Like last year, I didn’t apply for a license to hunt or trap wolves in Minnesota this fall. Now, I’ll kick myself if one happens across me while I’m sitting in my stand come Nov. 9, but I’m willing to take my chances.
All of which is another way of saying Minnesota actress’ Jessica Lange’s letter to Gov. Mark Dayton asking him to suspend this fall’s wolf season didn’t change the way I feel about a hunt. You can read the letter here. (http://www.howlingforwolves.org/news/jessica-lange-governor-dayton-suspend-wolf-hunt)
In looking at Lange’s biography, I see all sorts of movies and shows she’s performed in. I didn’t see anything about wildlife management education or experience. Maybe I missed it.
But this much is clear: Opponents of Minnesota’s wolf hunting and trapping season have tried a bunch of different ways to stop it before it began, and to cancel it once it began. There have been lawsuits, legislative bills and hearings, and rallies. Now, they’re simply trying to use Minnesotans of some note to make hay. Here’s hoping it won’t have an effect.
• The U.S. Army Corps of Engineers is vital to efforts to stop Asian carp from moving north. Locally, the best example is at the Mississippi River locks and dams in Minneapolis and St. Paul, which the Corps controls. If the state is to put an electrical barrier at one of them, it needs the Corps’ permission to do so. And there’s no guarantee of that happening.
But what I found really interesting is a recent Star Tribune commentary penned by a local Corps official. In it, Judy DesHarnais noted all of the water bodies in the state that aren’t connected to the Mississippi River. As if we should simply let them swim north because they can’t get into the Boundary Waters from the Mississippi River.

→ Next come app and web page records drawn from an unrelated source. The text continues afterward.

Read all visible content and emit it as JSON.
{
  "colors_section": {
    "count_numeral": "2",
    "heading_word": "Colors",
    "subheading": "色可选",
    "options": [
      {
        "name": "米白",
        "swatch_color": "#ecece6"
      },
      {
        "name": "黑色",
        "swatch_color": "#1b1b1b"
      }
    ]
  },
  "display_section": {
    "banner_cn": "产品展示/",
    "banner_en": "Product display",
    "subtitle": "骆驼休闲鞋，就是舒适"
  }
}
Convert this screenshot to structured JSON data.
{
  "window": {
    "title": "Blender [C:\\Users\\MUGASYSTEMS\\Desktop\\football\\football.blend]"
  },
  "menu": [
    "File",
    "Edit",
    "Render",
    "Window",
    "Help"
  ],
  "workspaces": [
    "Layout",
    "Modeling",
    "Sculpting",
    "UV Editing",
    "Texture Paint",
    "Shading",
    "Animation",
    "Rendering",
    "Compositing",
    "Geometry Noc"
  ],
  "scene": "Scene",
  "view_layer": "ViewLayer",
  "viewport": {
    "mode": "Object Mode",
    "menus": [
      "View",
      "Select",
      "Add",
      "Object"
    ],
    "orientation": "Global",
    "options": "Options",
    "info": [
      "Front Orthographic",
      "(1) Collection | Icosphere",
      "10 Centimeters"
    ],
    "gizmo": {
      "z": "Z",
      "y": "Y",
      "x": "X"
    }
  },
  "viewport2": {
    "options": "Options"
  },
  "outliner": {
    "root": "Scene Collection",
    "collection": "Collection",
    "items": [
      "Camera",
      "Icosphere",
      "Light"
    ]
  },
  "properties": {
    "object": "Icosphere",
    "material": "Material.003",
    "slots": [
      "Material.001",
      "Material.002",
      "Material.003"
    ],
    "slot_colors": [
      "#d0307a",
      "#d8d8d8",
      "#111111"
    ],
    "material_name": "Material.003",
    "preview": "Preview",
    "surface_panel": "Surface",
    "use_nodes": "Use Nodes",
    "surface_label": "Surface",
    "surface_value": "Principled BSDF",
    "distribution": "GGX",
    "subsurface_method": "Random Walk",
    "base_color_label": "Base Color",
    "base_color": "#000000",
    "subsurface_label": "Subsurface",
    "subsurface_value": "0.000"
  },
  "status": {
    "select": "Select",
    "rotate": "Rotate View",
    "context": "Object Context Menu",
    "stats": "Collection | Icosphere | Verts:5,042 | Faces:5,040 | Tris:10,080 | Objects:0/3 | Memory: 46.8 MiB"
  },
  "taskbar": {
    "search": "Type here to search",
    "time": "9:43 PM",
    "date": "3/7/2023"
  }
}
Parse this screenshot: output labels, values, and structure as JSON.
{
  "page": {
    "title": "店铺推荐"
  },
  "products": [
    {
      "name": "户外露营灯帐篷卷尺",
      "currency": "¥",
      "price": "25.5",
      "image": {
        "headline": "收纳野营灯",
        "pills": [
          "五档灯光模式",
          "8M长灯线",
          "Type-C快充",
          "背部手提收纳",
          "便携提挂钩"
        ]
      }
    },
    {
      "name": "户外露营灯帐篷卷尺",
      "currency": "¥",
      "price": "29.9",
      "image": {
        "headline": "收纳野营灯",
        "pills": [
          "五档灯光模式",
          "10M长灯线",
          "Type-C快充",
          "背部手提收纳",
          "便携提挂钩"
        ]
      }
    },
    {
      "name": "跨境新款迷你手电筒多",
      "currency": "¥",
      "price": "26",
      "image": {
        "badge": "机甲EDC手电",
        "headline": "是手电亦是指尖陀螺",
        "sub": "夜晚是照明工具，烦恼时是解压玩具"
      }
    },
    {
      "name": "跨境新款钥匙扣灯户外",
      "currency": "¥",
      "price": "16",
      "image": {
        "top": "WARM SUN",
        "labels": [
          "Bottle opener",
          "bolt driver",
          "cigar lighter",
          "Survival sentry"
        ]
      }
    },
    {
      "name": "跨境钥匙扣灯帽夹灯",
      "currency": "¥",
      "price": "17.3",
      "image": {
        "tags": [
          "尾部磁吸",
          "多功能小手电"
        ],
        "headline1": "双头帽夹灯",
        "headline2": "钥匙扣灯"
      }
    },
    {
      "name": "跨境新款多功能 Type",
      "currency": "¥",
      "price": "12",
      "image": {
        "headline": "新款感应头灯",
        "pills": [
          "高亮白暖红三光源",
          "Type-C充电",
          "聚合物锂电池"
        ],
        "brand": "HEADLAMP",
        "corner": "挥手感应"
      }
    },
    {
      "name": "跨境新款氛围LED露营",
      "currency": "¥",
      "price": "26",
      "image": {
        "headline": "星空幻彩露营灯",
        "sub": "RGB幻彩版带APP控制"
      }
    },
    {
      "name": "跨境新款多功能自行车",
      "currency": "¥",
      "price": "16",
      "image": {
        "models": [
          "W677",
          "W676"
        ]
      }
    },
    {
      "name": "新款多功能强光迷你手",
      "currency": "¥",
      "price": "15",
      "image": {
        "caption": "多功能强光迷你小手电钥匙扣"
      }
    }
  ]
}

The far better solution is to close the lock and dam at St. Anthony Falls, as it appears Congress may be on the verge of doing. At least then we will have established a northern barrier and then can work our way south. Rather than spending time and money on an electric barrier at Lock and Dam 1, we could focus our efforts further south and reduce the likelihood of Asian carp establishing populations in the Minnesota and St. Croix rivers.